**To do:**
Extract the complete data exactly as given.

**Data:**
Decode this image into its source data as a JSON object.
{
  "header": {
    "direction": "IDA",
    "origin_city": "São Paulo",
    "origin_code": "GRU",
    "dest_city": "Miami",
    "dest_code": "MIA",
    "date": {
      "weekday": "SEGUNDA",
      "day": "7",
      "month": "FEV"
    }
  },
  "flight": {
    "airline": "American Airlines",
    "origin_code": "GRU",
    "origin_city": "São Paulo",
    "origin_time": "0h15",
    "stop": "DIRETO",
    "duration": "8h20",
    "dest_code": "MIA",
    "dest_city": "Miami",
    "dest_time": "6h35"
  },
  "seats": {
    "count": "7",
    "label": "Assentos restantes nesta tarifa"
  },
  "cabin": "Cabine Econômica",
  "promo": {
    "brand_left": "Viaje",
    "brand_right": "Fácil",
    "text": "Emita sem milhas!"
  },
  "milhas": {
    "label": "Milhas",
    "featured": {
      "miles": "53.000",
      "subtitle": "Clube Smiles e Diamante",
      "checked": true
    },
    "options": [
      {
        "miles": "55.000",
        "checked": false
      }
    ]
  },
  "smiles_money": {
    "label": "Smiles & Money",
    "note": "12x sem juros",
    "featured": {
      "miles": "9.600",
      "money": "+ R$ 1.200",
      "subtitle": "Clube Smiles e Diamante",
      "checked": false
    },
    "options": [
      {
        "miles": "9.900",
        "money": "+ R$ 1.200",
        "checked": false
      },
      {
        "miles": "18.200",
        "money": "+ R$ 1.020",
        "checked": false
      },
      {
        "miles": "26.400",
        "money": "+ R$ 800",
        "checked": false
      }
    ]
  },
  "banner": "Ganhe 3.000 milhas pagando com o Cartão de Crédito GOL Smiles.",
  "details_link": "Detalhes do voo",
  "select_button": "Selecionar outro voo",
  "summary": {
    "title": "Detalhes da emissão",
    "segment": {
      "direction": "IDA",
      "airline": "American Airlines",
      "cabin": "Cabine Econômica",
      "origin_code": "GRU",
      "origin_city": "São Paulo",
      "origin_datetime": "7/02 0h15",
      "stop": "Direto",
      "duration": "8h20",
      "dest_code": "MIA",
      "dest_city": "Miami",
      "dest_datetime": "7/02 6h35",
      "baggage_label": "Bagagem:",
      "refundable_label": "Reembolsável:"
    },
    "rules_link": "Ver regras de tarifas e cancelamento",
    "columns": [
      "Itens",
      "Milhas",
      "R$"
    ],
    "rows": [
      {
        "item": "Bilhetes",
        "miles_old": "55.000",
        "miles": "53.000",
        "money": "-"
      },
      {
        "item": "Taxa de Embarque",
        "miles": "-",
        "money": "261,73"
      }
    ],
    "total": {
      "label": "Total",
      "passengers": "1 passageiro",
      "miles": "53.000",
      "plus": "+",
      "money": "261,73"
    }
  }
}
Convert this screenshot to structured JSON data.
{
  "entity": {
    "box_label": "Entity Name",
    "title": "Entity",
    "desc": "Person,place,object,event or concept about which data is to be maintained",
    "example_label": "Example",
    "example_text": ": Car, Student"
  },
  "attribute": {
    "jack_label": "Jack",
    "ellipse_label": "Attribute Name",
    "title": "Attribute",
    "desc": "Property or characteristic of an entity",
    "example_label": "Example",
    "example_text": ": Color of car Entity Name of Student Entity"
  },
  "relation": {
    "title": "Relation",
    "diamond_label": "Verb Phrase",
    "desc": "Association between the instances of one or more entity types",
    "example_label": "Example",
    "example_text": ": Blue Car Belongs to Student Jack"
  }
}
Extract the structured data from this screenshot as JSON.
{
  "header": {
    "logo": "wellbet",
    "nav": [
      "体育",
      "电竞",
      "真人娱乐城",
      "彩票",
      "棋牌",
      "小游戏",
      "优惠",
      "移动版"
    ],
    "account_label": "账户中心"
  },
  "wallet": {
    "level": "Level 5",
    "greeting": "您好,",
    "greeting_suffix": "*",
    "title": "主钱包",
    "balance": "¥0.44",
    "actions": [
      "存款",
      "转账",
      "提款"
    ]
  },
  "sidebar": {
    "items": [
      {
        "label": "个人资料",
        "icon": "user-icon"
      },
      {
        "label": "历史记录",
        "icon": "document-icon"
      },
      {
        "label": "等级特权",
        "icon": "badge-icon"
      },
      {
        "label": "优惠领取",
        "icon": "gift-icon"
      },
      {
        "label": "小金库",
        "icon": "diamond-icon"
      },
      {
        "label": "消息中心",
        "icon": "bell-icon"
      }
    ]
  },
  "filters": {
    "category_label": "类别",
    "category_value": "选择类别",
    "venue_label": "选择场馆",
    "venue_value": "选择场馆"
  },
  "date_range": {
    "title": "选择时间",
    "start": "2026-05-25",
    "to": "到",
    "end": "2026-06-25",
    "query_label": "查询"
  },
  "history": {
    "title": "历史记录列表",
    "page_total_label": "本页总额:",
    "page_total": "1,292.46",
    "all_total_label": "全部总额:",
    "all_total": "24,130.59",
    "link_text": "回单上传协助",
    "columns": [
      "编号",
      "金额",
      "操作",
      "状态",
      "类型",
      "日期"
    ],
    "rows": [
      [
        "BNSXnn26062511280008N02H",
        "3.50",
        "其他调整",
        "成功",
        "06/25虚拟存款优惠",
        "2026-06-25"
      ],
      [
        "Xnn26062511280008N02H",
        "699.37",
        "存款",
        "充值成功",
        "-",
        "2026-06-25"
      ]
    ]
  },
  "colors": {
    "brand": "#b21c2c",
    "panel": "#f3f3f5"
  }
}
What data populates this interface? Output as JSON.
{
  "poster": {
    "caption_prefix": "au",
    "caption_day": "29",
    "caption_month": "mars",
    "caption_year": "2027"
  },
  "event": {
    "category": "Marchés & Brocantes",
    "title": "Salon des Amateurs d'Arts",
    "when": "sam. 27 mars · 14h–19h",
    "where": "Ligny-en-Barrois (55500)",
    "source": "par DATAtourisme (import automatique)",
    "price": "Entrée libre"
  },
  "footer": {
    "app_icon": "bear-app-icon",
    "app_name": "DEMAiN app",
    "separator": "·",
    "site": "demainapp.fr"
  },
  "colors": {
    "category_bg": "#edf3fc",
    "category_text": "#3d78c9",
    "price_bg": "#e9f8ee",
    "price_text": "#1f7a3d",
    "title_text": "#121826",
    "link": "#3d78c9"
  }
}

**Exercise output:**
Decode this image into its source data as a JSON object.
{
  "header": {
    "direction": "IDA",
    "origin_city": "São Paulo",
    "origin_code": "GRU",
    "dest_city": "Miami",
    "dest_code": "MIA",
    "date": {
      "weekday": "SEGUNDA",
      "day": "7",
      "month": "FEV"
    }
  },
  "flight": {
    "airline": "American Airlines",
    "origin_code": "GRU",
    "origin_city": "São Paulo",
    "origin_time": "0h15",
    "stop": "DIRETO",
    "duration": "8h20",
    "dest_code": "MIA",
    "dest_city": "Miami",
    "dest_time": "6h35"
  },
  "seats": {
    "count": "7",
    "label": "Assentos restantes nesta tarifa"
  },
  "cabin": "Cabine Econômica",
  "promo": {
    "brand_left": "Viaje",
    "brand_right": "Fácil",
    "text": "Emita sem milhas!"
  },
  "milhas": {
    "label": "Milhas",
    "featured": {
      "miles": "53.000",
      "subtitle": "Clube Smiles e Diamante",
      "checked": true
    },
    "options": [
      {
        "miles": "55.000",
        "checked": false
      }
    ]
  },
  "smiles_money": {
    "label": "Smiles & Money",
    "note": "12x sem juros",
    "featured": {
      "miles": "9.600",
      "money": "+ R$ 1.200",
      "subtitle": "Clube Smiles e Diamante",
      "checked": false
    },
    "options": [
      {
        "miles": "9.900",
        "money": "+ R$ 1.200",
        "checked": false
      },
      {
        "miles": "18.200",
        "money": "+ R$ 1.020",
        "checked": false
      },
      {
        "miles": "26.400",
        "money": "+ R$ 800",
        "checked": false
      }
    ]
  },
  "banner": "Ganhe 3.000 milhas pagando com o Cartão de Crédito GOL Smiles.",
  "details_link": "Detalhes do voo",
  "select_button": "Selecionar outro voo",
  "summary": {
    "title": "Detalhes da emissão",
    "segment": {
      "direction": "IDA",
      "airline": "American Airlines",
      "cabin": "Cabine Econômica",
      "origin_code": "GRU",
      "origin_city": "São Paulo",
      "origin_datetime": "7/02 0h15",
      "stop": "Direto",
      "duration": "8h20",
      "dest_code": "MIA",
      "dest_city": "Miami",
      "dest_datetime": "7/02 6h35",
      "baggage_label": "Bagagem:",
      "refundable_label": "Reembolsável:"
    },
    "rules_link": "Ver regras de tarifas e cancelamento",
    "columns": [
      "Itens",
      "Milhas",
      "R$"
    ],
    "rows": [
      {
        "item": "Bilhetes",
        "miles_old": "55.000",
        "miles": "53.000",
        "money": "-"
      },
      {
        "item": "Taxa de Embarque",
        "miles": "-",
        "money": "261,73"
      }
    ],
    "total": {
      "label": "Total",
      "passengers": "1 passageiro",
      "miles": "53.000",
      "plus": "+",
      "money": "261,73"
    }
  }
}
Convert this screenshot to structured JSON data.
{
  "entity": {
    "box_label": "Entity Name",
    "title": "Entity",
    "desc": "Person,place,object,event or concept about which data is to be maintained",
    "example_label": "Example",
    "example_text": ": Car, Student"
  },
  "attribute": {
    "jack_label": "Jack",
    "ellipse_label": "Attribute Name",
    "title": "Attribute",
    "desc": "Property or characteristic of an entity",
    "example_label": "Example",
    "example_text": ": Color of car Entity Name of Student Entity"
  },
  "relation": {
    "title": "Relation",
    "diamond_label": "Verb Phrase",
    "desc": "Association between the instances of one or more entity types",
    "example_label": "Example",
    "example_text": ": Blue Car Belongs to Student Jack"
  }
}
Extract the structured data from this screenshot as JSON.
{
  "header": {
    "logo": "wellbet",
    "nav": [
      "体育",
      "电竞",
      "真人娱乐城",
      "彩票",
      "棋牌",
      "小游戏",
      "优惠",
      "移动版"
    ],
    "account_label": "账户中心"
  },
  "wallet": {
    "level": "Level 5",
    "greeting": "您好,",
    "greeting_suffix": "*",
    "title": "主钱包",
    "balance": "¥0.44",
    "actions": [
      "存款",
      "转账",
      "提款"
    ]
  },
  "sidebar": {
    "items": [
      {
        "label": "个人资料",
        "icon": "user-icon"
      },
      {
        "label": "历史记录",
        "icon": "document-icon"
      },
      {
        "label": "等级特权",
        "icon": "badge-icon"
      },
      {
        "label": "优惠领取",
        "icon": "gift-icon"
      },
      {
        "label": "小金库",
        "icon": "diamond-icon"
      },
      {
        "label": "消息中心",
        "icon": "bell-icon"
      }
    ]
  },
  "filters": {
    "category_label": "类别",
    "category_value": "选择类别",
    "venue_label": "选择场馆",
    "venue_value": "选择场馆"
  },
  "date_range": {
    "title": "选择时间",
    "start": "2026-05-25",
    "to": "到",
    "end": "2026-06-25",
    "query_label": "查询"
  },
  "history": {
    "title": "历史记录列表",
    "page_total_label": "本页总额:",
    "page_total": "1,292.46",
    "all_total_label": "全部总额:",
    "all_total": "24,130.59",
    "link_text": "回单上传协助",
    "columns": [
      "编号",
      "金额",
      "操作",
      "状态",
      "类型",
      "日期"
    ],
    "rows": [
      [
        "BNSXnn26062511280008N02H",
        "3.50",
        "其他调整",
        "成功",
        "06/25虚拟存款优惠",
        "2026-06-25"
      ],
      [
        "Xnn26062511280008N02H",
        "699.37",
        "存款",
        "充值成功",
        "-",
        "2026-06-25"
      ]
    ]
  },
  "colors": {
    "brand": "#b21c2c",
    "panel": "#f3f3f5"
  }
}
What data populates this interface? Output as JSON.
{
  "poster": {
    "caption_prefix": "au",
    "caption_day": "29",
    "caption_month": "mars",
    "caption_year": "2027"
  },
  "event": {
    "category": "Marchés & Brocantes",
    "title": "Salon des Amateurs d'Arts",
    "when": "sam. 27 mars · 14h–19h",
    "where": "Ligny-en-Barrois (55500)",
    "source": "par DATAtourisme (import automatique)",
    "price": "Entrée libre"
  },
  "footer": {
    "app_icon": "bear-app-icon",
    "app_name": "DEMAiN app",
    "separator": "·",
    "site": "demainapp.fr"
  },
  "colors": {
    "category_bg": "#edf3fc",
    "category_text": "#3d78c9",
    "price_bg": "#e9f8ee",
    "price_text": "#1f7a3d",
    "title_text": "#121826",
    "link": "#3d78c9"
  }
}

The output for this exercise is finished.